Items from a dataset
----

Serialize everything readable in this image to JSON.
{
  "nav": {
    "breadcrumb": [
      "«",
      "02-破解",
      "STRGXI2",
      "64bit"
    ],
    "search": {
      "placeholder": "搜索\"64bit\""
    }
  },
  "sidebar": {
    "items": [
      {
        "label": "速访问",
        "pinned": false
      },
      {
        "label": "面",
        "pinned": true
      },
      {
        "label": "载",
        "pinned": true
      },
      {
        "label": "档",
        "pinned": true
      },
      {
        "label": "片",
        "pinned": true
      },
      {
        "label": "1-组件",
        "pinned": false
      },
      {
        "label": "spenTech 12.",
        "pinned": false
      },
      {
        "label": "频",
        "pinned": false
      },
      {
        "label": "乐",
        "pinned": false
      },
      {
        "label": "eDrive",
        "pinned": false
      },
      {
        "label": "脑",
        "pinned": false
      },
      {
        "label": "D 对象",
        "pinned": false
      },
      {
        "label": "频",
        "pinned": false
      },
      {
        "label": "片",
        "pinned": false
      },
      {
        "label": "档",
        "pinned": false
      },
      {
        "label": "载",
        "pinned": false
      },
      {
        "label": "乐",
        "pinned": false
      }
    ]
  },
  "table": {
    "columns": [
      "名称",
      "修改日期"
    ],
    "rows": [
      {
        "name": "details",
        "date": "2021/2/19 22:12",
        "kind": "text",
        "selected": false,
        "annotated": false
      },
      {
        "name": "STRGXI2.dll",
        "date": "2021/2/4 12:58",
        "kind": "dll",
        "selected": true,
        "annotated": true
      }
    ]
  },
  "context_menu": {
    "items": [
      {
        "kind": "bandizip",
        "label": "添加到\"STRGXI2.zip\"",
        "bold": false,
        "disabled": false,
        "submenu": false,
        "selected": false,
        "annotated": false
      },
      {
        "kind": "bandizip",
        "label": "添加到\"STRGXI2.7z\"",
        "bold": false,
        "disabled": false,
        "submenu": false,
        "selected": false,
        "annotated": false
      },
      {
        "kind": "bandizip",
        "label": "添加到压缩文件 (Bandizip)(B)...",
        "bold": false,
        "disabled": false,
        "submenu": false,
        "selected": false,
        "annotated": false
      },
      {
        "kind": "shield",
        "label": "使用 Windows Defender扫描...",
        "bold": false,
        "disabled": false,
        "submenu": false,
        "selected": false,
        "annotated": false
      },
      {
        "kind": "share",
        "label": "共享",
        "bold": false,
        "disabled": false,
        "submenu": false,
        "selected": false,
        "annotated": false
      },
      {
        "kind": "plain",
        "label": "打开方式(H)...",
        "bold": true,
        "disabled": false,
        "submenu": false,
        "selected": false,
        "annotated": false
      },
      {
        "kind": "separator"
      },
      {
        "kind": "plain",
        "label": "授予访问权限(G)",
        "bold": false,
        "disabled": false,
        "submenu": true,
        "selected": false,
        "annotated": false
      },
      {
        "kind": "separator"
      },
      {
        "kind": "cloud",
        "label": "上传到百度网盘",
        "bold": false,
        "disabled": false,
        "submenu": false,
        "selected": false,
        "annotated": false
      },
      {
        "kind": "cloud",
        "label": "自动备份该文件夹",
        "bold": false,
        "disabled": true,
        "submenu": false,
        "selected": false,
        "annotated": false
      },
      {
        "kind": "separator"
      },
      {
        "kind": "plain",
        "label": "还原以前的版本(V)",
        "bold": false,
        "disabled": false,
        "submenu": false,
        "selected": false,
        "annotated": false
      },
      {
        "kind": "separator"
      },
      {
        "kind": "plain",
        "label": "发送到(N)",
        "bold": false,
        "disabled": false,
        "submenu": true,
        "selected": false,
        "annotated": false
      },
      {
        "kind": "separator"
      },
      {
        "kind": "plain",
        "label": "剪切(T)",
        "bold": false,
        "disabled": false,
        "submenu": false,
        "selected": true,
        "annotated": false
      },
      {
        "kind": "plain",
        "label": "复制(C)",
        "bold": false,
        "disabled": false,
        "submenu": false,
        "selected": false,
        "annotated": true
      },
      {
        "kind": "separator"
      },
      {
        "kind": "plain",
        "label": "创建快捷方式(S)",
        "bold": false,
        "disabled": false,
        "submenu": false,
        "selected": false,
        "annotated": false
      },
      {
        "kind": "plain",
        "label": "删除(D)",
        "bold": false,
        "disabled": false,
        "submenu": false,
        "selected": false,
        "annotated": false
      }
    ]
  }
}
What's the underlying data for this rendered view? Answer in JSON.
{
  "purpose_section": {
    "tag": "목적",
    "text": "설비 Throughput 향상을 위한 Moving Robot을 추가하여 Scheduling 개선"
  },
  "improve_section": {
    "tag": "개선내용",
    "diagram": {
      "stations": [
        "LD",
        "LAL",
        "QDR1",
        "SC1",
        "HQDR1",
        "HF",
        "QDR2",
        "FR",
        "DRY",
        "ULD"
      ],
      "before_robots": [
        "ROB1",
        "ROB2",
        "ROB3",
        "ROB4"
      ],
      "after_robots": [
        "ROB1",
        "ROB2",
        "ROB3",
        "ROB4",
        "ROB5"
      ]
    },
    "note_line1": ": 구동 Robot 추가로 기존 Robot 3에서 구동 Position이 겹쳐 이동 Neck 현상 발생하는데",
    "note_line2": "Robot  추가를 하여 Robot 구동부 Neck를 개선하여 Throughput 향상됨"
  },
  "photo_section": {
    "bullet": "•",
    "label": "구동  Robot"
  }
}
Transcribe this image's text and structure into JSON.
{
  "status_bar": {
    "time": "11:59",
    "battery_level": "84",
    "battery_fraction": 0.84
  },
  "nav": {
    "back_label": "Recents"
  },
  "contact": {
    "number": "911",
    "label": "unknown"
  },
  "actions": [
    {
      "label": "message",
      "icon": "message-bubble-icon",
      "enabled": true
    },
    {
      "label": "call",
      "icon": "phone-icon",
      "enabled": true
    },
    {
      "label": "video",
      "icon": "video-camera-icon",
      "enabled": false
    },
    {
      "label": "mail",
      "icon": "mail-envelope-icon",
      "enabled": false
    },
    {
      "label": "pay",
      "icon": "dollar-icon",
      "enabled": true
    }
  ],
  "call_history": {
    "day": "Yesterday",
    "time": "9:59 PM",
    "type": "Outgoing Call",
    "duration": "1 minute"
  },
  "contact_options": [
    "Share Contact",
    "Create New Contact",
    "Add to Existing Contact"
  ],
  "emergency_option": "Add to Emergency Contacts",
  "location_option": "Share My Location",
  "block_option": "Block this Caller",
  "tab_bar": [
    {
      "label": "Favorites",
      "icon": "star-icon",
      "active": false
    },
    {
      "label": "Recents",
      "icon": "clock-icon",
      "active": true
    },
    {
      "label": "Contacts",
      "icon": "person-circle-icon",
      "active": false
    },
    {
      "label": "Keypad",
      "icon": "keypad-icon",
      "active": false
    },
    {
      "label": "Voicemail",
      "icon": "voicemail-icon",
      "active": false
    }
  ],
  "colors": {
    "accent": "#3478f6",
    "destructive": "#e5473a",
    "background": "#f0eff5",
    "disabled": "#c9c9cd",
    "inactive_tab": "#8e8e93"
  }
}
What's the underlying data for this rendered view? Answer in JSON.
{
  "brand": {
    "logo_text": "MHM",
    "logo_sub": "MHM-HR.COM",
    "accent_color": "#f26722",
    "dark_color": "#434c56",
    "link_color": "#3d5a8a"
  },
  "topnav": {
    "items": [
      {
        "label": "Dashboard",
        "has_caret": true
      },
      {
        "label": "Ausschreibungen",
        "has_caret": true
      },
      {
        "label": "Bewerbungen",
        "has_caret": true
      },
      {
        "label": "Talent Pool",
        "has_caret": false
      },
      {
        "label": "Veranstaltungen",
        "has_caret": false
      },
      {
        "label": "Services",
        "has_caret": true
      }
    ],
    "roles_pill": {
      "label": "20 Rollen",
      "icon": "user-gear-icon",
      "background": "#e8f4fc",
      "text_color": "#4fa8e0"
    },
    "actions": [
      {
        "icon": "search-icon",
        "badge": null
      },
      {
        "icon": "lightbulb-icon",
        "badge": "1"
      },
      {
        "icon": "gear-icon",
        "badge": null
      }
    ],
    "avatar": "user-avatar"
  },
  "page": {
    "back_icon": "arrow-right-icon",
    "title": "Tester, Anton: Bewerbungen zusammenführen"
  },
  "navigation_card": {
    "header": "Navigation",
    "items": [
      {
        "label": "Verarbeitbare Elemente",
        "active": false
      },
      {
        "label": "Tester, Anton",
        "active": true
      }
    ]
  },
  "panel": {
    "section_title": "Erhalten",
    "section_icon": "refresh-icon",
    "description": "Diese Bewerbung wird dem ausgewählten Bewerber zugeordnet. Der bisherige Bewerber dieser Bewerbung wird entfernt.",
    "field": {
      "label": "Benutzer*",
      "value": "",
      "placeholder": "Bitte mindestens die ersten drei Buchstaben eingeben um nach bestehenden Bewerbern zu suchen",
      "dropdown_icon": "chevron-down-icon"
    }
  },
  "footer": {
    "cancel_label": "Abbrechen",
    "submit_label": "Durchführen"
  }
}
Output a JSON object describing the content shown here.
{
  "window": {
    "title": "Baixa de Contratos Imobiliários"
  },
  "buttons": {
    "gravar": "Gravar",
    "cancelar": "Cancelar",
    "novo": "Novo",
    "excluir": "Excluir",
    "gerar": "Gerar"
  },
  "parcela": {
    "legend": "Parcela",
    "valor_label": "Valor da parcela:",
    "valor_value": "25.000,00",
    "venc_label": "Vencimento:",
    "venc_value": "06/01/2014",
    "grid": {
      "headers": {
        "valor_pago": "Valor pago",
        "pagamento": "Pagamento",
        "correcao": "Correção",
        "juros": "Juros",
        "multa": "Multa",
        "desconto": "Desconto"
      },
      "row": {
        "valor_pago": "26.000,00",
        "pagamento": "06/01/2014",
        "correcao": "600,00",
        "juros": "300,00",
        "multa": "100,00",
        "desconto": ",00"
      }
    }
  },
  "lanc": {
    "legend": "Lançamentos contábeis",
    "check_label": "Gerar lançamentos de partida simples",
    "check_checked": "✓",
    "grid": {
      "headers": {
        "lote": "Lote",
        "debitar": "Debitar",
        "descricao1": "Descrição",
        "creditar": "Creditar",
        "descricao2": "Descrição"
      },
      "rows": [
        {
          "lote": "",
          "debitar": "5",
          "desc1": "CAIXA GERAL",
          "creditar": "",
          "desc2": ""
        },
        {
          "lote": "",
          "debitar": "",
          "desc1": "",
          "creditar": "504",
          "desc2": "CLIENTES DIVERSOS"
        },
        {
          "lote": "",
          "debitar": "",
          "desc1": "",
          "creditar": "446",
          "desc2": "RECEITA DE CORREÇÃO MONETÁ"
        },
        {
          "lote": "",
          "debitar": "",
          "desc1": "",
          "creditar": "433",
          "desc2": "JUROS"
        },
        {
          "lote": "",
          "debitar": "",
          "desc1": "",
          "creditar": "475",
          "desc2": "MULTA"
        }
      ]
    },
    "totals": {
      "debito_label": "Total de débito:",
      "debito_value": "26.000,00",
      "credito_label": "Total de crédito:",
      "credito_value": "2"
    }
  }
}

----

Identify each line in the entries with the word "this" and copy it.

Serialize everything readable in this image to JSON.
What's the underlying data for this rendered view? Answer in JSON.
Transcribe this image's text and structure into JSON.
  "block_option": "Block this Caller",
What's the underlying data for this rendered view? Answer in JSON.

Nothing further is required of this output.